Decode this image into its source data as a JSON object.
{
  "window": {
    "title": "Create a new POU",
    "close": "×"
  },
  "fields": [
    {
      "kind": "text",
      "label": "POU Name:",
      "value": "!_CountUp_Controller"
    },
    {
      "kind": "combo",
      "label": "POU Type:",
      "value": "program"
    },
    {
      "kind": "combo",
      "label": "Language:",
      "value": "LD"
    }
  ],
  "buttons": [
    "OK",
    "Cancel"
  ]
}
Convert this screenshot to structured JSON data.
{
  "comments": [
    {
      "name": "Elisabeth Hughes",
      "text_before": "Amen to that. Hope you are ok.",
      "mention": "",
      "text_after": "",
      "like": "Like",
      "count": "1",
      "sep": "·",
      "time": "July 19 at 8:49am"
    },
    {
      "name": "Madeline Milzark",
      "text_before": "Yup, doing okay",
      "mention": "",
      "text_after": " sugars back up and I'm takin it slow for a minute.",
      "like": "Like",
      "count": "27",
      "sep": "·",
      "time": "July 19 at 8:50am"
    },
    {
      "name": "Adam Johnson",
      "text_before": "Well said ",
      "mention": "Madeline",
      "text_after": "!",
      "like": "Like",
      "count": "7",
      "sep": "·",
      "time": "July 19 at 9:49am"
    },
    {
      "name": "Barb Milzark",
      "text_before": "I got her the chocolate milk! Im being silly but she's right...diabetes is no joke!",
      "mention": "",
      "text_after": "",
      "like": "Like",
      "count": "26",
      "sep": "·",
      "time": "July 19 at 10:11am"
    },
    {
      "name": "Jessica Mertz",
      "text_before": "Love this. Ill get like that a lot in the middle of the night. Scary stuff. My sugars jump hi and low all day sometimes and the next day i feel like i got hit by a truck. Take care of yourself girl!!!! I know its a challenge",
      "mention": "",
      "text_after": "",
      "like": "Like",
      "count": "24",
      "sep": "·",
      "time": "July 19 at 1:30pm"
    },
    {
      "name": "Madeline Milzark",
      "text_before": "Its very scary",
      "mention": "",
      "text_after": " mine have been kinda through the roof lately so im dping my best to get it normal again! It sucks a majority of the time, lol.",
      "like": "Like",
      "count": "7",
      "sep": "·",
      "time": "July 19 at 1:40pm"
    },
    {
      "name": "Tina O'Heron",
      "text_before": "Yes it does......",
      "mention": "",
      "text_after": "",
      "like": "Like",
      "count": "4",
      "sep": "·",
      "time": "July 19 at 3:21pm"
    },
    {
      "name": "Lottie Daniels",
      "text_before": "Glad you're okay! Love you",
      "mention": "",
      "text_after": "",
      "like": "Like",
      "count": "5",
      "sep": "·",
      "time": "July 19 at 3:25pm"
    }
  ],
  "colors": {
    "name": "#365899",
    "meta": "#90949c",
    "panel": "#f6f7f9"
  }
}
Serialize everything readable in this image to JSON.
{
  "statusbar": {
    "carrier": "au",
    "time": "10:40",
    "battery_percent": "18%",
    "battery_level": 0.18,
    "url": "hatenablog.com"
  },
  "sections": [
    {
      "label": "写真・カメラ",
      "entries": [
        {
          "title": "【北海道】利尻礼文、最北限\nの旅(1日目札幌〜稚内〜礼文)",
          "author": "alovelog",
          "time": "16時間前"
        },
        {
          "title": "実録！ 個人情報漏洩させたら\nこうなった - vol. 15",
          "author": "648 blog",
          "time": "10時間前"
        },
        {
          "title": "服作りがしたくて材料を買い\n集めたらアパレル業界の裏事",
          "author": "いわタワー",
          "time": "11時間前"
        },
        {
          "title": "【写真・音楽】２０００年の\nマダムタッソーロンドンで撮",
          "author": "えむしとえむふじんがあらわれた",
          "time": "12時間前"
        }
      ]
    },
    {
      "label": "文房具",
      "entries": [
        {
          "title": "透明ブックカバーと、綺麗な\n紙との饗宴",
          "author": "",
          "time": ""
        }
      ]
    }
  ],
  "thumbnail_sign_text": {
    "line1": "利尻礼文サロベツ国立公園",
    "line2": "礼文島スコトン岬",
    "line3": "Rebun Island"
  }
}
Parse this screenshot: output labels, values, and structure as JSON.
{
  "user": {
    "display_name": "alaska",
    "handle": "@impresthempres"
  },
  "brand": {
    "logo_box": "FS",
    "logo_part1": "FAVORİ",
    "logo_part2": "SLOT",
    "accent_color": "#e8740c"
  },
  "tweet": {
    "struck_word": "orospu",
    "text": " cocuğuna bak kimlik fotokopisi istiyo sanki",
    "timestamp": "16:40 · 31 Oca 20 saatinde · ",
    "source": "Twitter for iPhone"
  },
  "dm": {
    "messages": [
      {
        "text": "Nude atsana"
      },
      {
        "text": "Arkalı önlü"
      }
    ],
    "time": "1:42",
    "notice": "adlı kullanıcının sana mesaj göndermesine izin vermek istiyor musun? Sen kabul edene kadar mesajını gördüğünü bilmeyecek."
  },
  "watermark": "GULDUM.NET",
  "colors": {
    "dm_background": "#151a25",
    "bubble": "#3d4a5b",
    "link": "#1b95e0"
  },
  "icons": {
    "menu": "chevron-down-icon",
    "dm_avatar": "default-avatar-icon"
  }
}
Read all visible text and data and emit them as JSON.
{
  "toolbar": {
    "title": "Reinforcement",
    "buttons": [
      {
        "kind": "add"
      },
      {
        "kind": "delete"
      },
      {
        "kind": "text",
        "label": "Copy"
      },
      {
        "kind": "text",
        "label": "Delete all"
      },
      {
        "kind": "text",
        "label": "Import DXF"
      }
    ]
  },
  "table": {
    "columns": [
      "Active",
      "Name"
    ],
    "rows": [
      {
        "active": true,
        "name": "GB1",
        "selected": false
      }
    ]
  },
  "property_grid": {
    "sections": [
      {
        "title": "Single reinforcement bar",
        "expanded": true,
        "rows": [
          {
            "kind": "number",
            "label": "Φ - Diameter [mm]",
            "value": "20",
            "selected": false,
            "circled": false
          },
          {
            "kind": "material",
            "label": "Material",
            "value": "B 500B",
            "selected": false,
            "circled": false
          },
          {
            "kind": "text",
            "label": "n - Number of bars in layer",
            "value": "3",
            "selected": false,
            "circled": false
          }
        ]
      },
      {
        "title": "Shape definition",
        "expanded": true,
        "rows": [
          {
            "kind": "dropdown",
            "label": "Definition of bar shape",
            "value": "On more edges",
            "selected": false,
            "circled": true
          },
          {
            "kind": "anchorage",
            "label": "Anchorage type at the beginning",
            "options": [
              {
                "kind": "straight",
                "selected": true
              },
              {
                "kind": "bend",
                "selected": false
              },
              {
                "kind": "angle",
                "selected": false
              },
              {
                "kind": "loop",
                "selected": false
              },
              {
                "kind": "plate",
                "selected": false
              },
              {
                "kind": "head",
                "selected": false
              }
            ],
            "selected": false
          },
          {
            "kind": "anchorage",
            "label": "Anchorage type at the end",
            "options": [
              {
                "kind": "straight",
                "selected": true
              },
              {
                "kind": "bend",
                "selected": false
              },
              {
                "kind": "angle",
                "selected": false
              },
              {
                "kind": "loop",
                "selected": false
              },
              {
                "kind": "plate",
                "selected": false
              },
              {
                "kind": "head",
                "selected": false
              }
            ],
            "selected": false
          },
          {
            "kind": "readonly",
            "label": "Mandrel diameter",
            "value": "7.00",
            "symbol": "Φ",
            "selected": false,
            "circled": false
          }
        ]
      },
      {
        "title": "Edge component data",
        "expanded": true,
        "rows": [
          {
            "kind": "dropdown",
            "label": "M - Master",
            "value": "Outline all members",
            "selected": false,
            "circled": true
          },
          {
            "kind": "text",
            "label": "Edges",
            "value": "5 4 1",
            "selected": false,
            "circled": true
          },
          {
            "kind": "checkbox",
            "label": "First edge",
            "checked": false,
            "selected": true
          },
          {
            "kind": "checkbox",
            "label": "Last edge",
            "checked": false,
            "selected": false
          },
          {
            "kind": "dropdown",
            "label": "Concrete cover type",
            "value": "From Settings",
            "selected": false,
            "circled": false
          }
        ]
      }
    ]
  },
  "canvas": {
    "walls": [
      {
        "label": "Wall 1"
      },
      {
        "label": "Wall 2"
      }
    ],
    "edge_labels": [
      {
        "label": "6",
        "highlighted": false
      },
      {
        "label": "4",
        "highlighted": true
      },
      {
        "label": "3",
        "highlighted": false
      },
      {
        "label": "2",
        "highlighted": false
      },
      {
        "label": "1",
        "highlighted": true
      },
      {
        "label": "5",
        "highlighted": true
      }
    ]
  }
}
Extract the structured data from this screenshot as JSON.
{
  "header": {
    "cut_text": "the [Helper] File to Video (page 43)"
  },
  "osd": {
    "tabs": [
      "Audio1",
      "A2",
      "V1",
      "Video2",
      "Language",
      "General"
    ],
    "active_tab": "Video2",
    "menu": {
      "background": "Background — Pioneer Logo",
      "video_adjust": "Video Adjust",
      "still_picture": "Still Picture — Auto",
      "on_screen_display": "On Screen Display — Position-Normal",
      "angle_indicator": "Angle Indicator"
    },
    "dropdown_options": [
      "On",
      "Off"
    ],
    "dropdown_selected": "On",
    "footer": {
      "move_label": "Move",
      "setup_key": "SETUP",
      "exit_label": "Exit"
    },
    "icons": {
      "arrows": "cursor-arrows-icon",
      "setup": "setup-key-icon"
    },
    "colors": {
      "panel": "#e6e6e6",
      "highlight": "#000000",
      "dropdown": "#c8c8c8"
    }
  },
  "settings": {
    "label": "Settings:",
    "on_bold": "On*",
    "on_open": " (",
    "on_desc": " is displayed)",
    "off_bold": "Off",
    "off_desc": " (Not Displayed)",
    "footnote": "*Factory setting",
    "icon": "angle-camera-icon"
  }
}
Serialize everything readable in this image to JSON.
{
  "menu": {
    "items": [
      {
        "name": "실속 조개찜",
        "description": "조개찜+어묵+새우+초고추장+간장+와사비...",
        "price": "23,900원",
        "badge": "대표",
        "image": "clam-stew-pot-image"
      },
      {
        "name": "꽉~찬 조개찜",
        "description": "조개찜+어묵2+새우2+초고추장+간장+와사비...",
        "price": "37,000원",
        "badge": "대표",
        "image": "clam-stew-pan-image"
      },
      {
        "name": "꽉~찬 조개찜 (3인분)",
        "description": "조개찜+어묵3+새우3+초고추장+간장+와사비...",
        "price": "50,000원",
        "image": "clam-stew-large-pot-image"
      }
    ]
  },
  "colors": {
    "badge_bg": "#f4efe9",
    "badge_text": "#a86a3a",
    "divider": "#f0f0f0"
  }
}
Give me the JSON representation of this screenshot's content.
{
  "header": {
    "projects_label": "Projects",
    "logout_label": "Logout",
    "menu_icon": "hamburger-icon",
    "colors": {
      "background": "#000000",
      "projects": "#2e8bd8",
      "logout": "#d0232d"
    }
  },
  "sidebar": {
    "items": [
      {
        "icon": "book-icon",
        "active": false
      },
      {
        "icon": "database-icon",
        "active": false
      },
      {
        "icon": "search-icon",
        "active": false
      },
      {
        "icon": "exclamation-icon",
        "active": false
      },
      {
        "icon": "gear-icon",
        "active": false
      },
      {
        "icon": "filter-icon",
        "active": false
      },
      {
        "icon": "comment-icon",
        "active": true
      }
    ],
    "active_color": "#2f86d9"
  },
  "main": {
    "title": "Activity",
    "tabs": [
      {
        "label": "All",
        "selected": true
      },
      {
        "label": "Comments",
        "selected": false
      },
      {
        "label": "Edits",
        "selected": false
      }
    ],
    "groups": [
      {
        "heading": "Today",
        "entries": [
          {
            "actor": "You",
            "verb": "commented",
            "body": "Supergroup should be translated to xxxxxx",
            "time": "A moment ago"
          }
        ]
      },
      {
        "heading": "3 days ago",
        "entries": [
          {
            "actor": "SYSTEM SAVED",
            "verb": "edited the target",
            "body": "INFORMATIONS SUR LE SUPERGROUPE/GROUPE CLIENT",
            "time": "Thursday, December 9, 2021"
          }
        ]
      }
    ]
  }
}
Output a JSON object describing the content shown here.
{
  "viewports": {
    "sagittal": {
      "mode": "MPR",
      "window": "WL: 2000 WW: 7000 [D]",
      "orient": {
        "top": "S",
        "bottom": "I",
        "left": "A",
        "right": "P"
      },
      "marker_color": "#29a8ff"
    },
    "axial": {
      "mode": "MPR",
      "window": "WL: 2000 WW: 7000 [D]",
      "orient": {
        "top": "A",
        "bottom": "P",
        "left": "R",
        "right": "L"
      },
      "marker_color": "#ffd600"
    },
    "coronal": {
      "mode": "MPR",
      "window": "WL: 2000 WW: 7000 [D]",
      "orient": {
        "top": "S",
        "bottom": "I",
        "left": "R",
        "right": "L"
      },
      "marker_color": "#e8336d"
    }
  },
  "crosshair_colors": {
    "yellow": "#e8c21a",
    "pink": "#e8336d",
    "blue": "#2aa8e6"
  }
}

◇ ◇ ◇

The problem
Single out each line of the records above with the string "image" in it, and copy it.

Response for this exercise
Decode this image into its source data as a JSON object.
Serialize everything readable in this image to JSON.
Serialize everything readable in this image to JSON.
        "image": "clam-stew-pot-image"
        "image": "clam-stew-pan-image"
        "image": "clam-stew-large-pot-image"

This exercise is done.